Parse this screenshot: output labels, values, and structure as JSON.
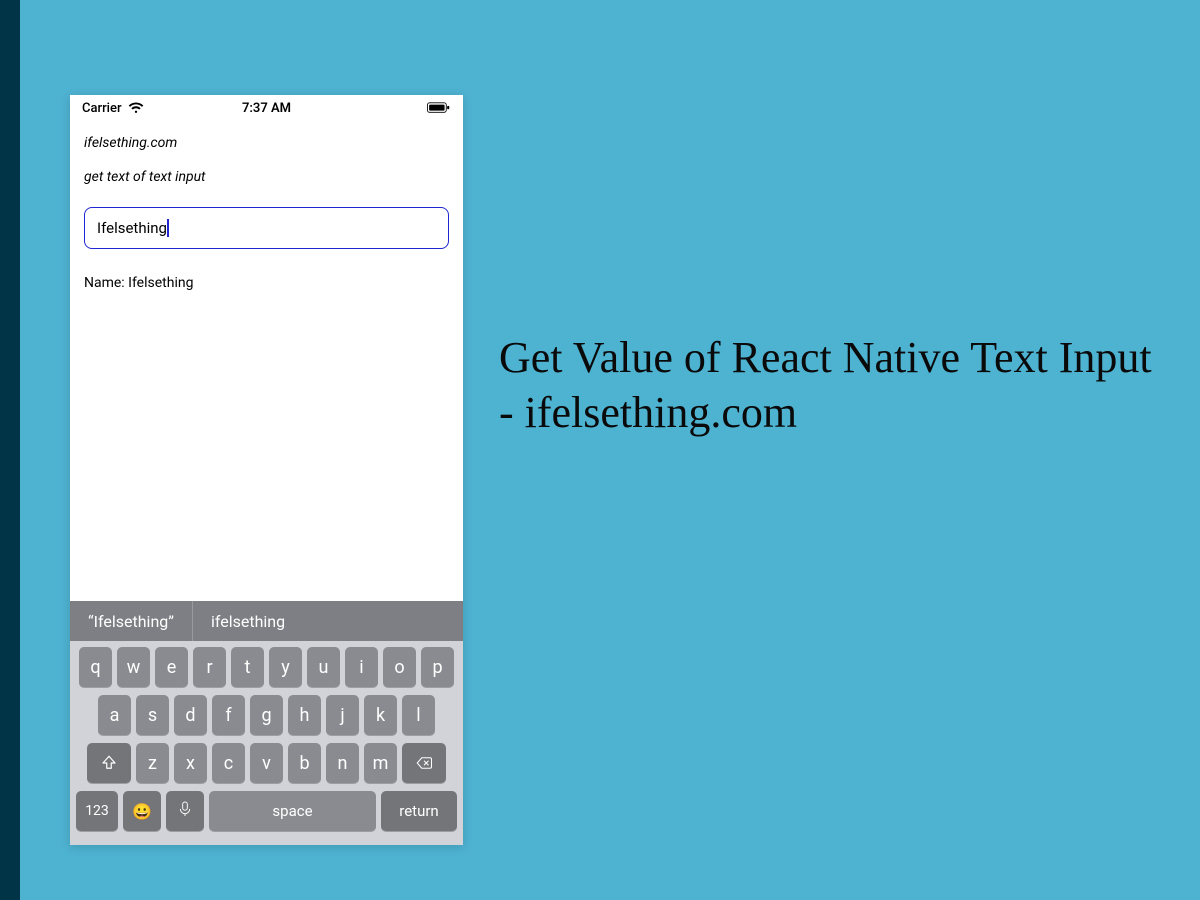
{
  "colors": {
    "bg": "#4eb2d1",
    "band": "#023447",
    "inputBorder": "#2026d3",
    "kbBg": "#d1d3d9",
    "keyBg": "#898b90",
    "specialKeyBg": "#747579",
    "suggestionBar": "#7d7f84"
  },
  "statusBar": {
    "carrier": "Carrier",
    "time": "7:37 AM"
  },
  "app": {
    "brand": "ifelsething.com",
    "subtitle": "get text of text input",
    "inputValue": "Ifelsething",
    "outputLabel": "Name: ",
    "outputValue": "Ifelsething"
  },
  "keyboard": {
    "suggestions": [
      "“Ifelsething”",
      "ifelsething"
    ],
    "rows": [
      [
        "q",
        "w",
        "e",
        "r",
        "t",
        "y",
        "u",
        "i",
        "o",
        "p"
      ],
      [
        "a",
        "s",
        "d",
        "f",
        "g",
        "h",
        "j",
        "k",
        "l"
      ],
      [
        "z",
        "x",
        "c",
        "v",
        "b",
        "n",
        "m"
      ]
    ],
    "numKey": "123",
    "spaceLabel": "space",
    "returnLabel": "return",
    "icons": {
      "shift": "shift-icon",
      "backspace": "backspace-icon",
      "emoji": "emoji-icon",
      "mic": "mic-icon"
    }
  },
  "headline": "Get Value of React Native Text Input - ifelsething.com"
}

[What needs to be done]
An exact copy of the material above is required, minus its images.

[Answer to the exercise]
Parse this screenshot: output labels, values, and structure as JSON.
{
  "colors": {
    "bg": "#4eb2d1",
    "band": "#023447",
    "inputBorder": "#2026d3",
    "kbBg": "#d1d3d9",
    "keyBg": "#898b90",
    "specialKeyBg": "#747579",
    "suggestionBar": "#7d7f84"
  },
  "statusBar": {
    "carrier": "Carrier",
    "time": "7:37 AM"
  },
  "app": {
    "brand": "ifelsething.com",
    "subtitle": "get text of text input",
    "inputValue": "Ifelsething",
    "outputLabel": "Name: ",
    "outputValue": "Ifelsething"
  },
  "keyboard": {
    "suggestions": [
      "“Ifelsething”",
      "ifelsething"
    ],
    "rows": [
      [
        "q",
        "w",
        "e",
        "r",
        "t",
        "y",
        "u",
        "i",
        "o",
        "p"
      ],
      [
        "a",
        "s",
        "d",
        "f",
        "g",
        "h",
        "j",
        "k",
        "l"
      ],
      [
        "z",
        "x",
        "c",
        "v",
        "b",
        "n",
        "m"
      ]
    ],
    "numKey": "123",
    "spaceLabel": "space",
    "returnLabel": "return",
    "icons": {
      "shift": "shift-icon",
      "backspace": "backspace-icon",
      "emoji": "emoji-icon",
      "mic": "mic-icon"
    }
  },
  "headline": "Get Value of React Native Text Input - ifelsething.com"
}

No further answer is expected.